=== Material shown ===

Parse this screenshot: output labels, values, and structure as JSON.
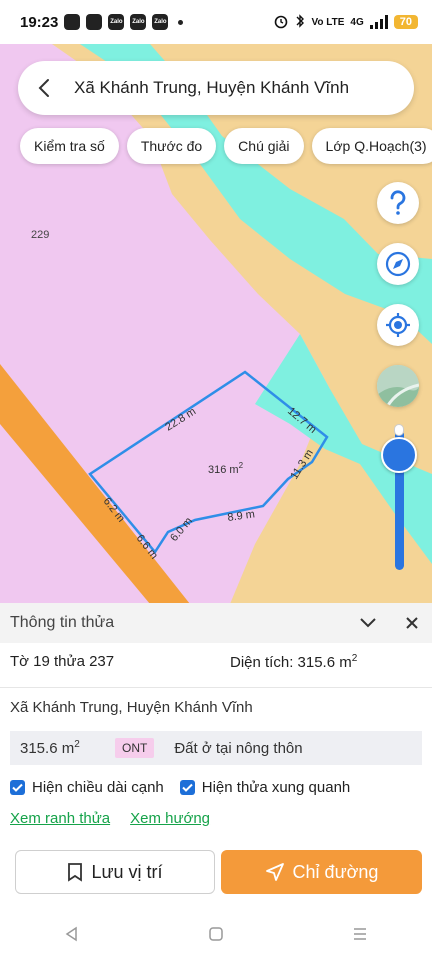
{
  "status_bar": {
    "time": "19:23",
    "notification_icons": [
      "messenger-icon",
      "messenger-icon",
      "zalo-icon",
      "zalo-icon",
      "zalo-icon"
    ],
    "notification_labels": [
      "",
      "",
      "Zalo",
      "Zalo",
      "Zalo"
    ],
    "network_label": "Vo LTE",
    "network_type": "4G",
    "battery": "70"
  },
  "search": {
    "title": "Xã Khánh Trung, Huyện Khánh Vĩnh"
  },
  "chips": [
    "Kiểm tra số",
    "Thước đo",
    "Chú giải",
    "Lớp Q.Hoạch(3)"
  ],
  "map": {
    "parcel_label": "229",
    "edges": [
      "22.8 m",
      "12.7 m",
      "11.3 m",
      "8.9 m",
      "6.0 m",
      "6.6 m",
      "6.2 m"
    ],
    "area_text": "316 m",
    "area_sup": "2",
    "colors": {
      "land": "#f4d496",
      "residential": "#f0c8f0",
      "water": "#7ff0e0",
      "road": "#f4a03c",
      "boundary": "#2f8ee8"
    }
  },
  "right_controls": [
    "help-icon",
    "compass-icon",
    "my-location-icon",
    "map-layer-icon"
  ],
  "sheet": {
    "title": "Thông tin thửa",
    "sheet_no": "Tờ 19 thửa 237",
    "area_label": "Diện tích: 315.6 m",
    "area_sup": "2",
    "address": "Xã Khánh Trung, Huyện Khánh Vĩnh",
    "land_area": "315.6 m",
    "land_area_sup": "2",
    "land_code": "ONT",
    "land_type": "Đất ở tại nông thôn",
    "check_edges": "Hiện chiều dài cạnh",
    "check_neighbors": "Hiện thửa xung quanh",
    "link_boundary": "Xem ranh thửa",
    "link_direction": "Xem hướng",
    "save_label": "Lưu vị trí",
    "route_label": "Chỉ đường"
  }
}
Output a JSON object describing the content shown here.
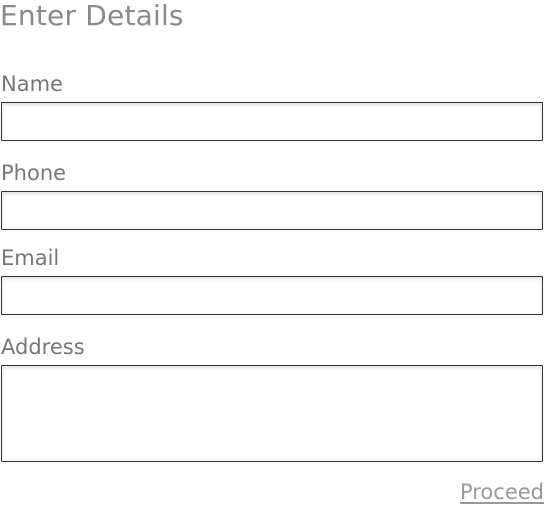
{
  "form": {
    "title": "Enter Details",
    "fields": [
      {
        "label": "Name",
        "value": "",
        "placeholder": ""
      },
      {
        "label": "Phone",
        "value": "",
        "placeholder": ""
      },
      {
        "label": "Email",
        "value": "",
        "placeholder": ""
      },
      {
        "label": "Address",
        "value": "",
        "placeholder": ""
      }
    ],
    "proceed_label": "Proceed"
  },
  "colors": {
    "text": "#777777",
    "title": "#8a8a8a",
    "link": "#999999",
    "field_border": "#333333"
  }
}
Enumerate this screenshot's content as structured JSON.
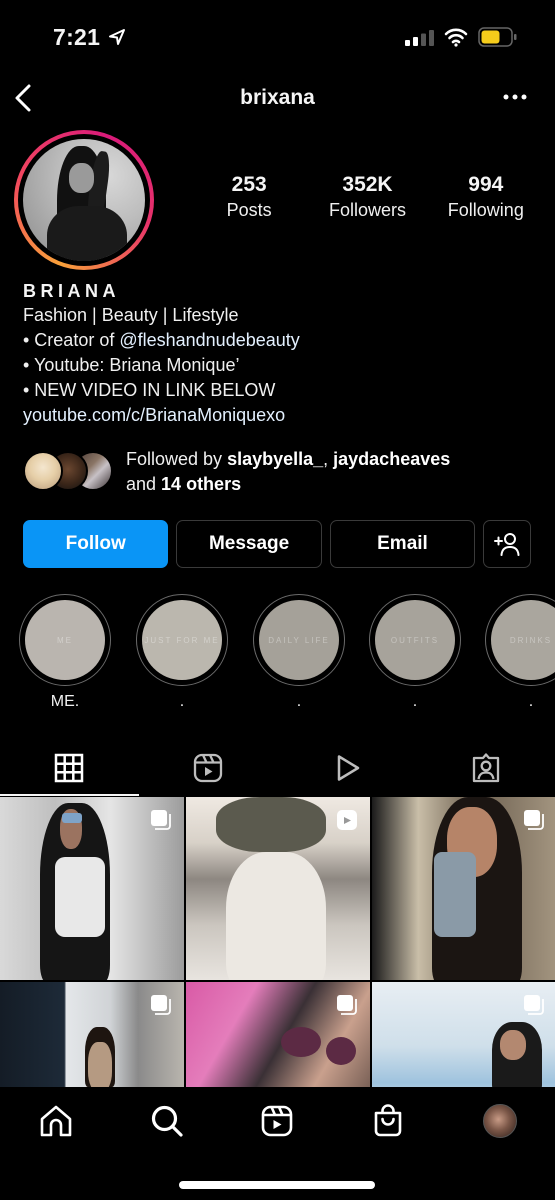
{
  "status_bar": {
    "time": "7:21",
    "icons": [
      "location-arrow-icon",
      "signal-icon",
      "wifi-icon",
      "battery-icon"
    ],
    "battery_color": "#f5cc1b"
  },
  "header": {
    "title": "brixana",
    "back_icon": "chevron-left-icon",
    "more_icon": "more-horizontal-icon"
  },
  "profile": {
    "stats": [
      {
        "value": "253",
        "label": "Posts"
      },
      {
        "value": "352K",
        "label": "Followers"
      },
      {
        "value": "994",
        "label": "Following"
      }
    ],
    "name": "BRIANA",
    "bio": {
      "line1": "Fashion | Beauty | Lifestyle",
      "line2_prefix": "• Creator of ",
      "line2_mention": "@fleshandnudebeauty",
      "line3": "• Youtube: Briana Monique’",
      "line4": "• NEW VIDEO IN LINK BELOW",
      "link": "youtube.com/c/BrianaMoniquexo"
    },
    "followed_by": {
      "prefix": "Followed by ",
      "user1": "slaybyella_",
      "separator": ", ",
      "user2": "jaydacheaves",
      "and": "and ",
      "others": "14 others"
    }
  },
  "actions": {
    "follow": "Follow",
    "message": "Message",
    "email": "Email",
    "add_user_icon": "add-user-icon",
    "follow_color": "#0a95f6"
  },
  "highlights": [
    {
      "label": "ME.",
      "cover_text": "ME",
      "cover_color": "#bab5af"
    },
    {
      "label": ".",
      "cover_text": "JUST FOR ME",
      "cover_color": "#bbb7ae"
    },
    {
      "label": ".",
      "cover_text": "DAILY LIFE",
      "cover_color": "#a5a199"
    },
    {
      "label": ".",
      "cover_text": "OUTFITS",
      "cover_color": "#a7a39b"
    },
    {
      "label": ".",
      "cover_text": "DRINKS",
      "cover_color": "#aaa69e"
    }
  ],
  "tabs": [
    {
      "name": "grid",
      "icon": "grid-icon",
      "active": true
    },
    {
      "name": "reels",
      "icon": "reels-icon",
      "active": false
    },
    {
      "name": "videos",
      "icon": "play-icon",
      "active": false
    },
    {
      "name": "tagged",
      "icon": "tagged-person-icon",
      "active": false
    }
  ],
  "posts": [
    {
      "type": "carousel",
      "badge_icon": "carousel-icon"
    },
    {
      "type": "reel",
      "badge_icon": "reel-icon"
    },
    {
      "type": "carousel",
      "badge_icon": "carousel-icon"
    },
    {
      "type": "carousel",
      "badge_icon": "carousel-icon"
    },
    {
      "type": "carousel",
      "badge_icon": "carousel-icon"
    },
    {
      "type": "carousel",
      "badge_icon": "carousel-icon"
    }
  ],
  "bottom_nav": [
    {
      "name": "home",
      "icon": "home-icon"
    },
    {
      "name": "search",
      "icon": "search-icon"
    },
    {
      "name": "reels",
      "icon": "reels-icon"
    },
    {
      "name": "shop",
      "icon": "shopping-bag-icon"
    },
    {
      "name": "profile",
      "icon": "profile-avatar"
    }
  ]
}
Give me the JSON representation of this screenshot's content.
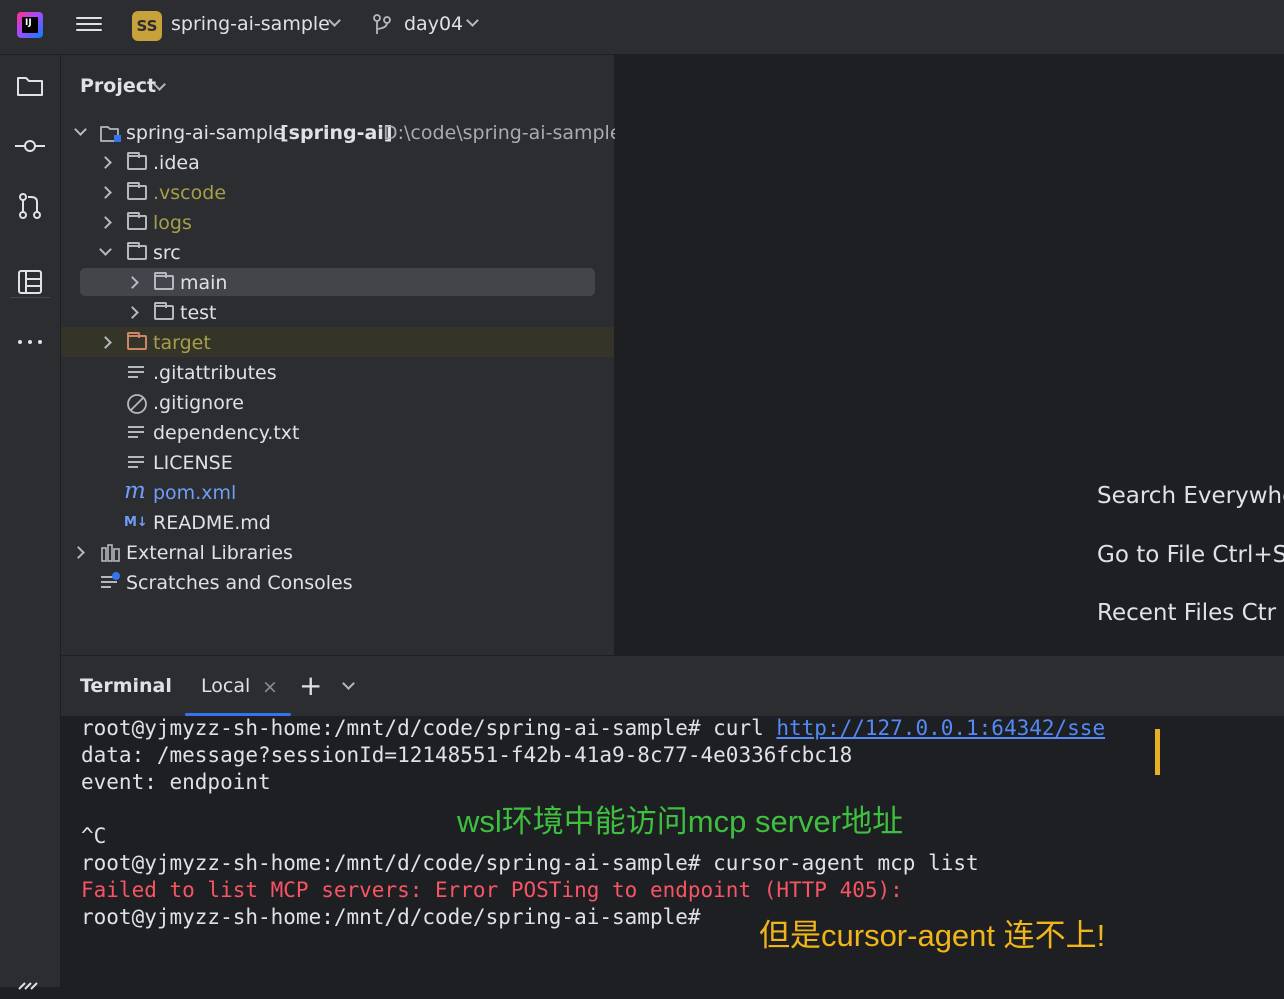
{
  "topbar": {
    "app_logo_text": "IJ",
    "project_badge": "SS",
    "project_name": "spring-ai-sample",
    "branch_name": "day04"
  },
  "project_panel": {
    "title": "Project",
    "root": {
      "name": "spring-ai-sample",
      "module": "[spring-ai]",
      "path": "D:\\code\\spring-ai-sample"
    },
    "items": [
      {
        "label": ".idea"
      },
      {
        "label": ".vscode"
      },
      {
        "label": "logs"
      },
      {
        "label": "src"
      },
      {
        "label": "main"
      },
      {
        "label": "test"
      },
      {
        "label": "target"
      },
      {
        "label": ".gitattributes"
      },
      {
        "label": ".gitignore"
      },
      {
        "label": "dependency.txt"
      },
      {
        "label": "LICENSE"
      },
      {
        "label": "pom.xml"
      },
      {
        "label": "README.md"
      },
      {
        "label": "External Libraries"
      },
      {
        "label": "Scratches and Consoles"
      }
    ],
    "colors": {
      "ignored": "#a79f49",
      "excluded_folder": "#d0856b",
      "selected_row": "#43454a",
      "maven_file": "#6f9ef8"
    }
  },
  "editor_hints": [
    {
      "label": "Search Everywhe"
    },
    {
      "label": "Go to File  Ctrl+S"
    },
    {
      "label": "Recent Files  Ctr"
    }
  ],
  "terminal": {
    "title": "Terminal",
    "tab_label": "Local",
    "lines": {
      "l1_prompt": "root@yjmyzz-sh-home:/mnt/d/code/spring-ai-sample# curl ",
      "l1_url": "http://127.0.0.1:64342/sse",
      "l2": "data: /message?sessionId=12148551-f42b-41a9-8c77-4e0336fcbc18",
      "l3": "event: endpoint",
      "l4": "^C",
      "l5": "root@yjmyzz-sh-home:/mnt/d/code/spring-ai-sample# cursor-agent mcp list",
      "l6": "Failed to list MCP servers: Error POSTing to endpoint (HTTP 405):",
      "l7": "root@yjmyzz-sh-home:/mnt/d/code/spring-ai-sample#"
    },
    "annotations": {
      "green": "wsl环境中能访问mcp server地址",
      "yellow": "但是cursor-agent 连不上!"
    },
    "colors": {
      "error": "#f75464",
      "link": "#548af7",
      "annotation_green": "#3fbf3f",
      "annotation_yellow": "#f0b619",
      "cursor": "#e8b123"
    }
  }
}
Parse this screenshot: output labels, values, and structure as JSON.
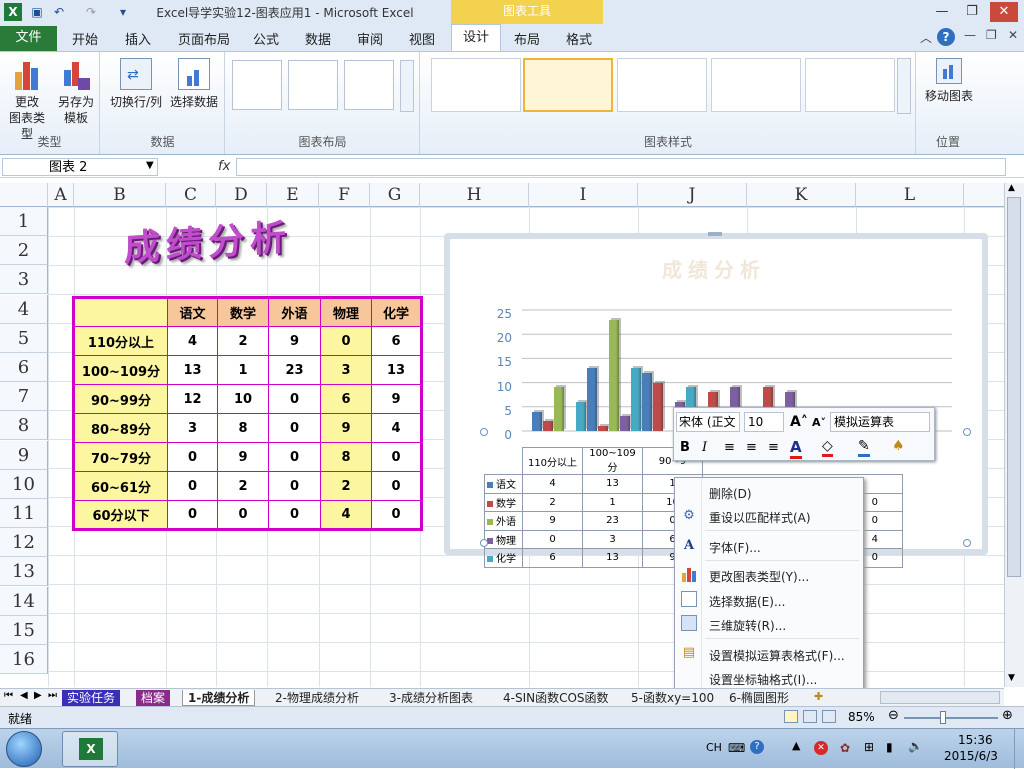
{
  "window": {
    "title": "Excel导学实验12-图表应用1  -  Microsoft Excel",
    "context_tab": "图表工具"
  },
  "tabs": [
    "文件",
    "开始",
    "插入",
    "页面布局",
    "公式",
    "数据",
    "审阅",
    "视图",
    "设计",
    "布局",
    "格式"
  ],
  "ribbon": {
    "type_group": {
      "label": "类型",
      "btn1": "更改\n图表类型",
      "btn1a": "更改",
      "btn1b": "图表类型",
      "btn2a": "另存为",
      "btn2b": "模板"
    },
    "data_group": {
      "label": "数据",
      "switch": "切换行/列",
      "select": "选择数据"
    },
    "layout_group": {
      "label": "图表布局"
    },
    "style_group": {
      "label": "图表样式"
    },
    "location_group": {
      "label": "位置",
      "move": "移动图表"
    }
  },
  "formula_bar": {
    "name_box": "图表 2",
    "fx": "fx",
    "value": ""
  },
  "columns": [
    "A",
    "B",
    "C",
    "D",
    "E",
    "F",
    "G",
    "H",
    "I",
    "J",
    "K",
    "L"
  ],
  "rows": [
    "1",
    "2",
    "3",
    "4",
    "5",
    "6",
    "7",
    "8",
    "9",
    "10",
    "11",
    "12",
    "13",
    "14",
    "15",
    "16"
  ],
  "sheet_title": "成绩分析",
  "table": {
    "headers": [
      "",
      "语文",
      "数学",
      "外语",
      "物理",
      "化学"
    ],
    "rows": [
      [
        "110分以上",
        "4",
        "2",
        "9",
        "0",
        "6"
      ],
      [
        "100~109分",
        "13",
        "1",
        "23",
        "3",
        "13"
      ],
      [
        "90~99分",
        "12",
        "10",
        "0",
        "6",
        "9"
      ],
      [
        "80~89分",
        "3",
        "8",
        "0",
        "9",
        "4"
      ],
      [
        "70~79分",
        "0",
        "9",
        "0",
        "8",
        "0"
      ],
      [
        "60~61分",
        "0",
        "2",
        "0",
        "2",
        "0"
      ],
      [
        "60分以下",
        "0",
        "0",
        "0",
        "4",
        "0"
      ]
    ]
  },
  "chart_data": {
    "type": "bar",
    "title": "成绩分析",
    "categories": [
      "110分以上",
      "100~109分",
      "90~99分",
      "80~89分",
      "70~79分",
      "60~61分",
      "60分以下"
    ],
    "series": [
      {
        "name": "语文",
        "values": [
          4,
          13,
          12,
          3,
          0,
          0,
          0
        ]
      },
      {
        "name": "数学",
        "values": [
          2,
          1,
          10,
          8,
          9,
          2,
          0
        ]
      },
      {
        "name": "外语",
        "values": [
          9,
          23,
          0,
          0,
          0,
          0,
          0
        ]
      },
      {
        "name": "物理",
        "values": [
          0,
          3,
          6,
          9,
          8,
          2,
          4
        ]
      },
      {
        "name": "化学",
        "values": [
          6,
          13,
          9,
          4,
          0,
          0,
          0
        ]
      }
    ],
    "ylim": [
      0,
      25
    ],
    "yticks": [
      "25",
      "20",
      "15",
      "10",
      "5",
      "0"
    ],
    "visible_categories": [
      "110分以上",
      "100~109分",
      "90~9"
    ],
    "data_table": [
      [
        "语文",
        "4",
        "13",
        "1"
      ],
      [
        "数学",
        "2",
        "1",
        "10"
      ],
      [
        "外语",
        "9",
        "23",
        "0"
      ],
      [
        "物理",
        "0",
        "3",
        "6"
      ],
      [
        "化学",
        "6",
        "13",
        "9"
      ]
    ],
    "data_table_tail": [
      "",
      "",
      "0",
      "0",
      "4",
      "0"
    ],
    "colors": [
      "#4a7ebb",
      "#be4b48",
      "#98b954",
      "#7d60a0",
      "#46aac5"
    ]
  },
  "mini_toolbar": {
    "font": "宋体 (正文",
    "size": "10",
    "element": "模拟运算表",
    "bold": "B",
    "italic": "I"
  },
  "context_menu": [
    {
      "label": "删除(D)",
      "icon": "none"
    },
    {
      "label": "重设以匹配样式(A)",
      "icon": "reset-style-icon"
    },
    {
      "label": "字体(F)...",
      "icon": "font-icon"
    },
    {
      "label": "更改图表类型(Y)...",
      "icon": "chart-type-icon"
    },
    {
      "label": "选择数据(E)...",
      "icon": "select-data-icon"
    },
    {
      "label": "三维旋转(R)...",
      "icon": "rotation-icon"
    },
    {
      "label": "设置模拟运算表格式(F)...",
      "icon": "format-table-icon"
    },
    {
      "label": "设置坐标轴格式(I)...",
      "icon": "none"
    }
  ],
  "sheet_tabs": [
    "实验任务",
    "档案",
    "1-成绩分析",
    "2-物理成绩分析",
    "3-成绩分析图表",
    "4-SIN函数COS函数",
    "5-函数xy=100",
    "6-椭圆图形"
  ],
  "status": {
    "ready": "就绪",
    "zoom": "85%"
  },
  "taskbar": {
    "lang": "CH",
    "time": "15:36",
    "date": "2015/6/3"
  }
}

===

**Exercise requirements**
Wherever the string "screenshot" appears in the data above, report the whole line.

**Answer box**
Parse this screenshot: output labels, values, and structure as JSON.
Enumerate this screenshot's content as structured JSON.
Give me the JSON representation of this screenshot's content.
Parse this screenshot: output labels, values, and structure as JSON.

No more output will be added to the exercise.